Between 28 May and 7 June 2017, REACH, in collaboration with SIRF, assessed the humanitarian situation in 42 communities in Syria currently facing movement and access restrictions, 18 of which are classified as besieged by the UN, and 24 as hard-to-reach.1 The data gathered refers to the humanitarian situation in May. All profiled communities were located in Damascus, Deir ez Zor, Homs and Rural Damascus governorates, and information was collected through a total of 163 community representatives (CRs). In May, coverage of the besieged neighbourhoods of Joura and Qosour in Deir ez Zor city resumed, after access issues had prevented data collection in April. There were no further changes in coverage compared to April.
Ceasefires reached in early May in Burza and Jober, whilst leading to a de-escalation of conflict, resulted in mixed outcomes, as access restrictions played a key role in humanitarian impact. In Jober, civilian mobility increased, and consequently an improvement in access to food, NFIs, fuel and medical services was reported. Conversely, in Burza, extreme access restrictions remained in place, negatively affecting food security and health services.
Following a shift in control, the majority of residents in Qaboun (3,000-3,500 people) left the community in May; for those remaining, the humanitarian situation remained critical with no other movement permitted, and no access to markets or health services. In May, water infrastructure was destroyed, the last medical facility closed, remaining medical personnel left the community, and medical items were seized.
Following the implementation of the Four Towns Agreement3 in Madaya, restrictions on movement and access to the community were partially lifted for the first time since assessments began in June 2016. This resulted in an overall improvement to the humanitarian situation in the community, as all types of goods were able to enter via commercial vehicles and civilians, health facilities reopened, and access to the water and electricity networks was partially restored.
Conflict escalated across all communities assessed in Deir ez Zor governorate (Abu Kamal, Joura, Qosour, Sosa), with several casualties reported. In Abu Kamal and Sosa, ongoing hostilities prompted local authorities to open formal access points, increasing overall civilian movement; however, populations were only allowed to move to other areas under the control of the so-called Islamic State of Iraq and Levant.

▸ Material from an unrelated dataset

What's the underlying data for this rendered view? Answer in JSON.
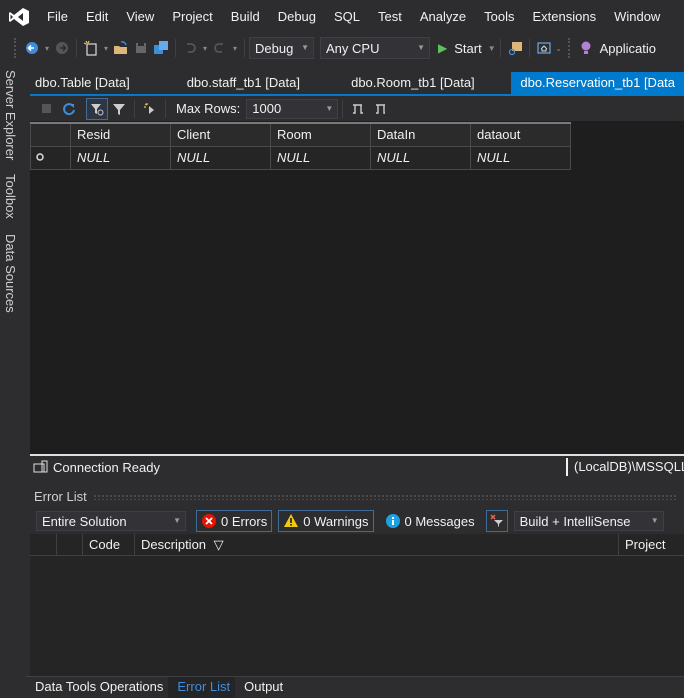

The humanitarian situation continued to improve in Al Waer and the Wadi Burda communities, which had implemented local agreements in March and January 2017, respectively. A final round of evacuations from Al Waer occurred in May, with an estimated 4,000-6,000 residents remaining in the community by the end of the month, in accordance with the local agreement. Access to various goods and services increased in May. In Wadi Burda, a humanitarian aid distribution containing food, NFIs and medical items reached all assessed communities. It was the second aid delivery since assessments of the area began in August 2016.
Of the 42 communities assessed:
Humanitarian aid reached Burza, Deir ez Zor city (Joura, Qosour), the Eastern Ghouta region, Hama and Qudsiya, Qaboun and Wadi Burda in May (a total of 23 communities); no aid was delivered to the remaining 19 assessed locations.
Four communities reported no civilian movement (Burza, Joura, Qaboun, Qosour), while in 12 communities only 1-10% of populations could leave or enter the relevant areas. Across all assessed locations, eight communities reported unrestricted civilian movement (subject to documentation requirements).
Based on data regarding the humanitarian situation in April, populations indicated critical levels of vulnerability in the communities of Burza, Joura and Qosour, and Qaboun. Conversely, the communities of Al Waer, Madaya and the Wadi Burda area experienced relative improvements, although ongoing monitoring will be required to assess further developments in these locations.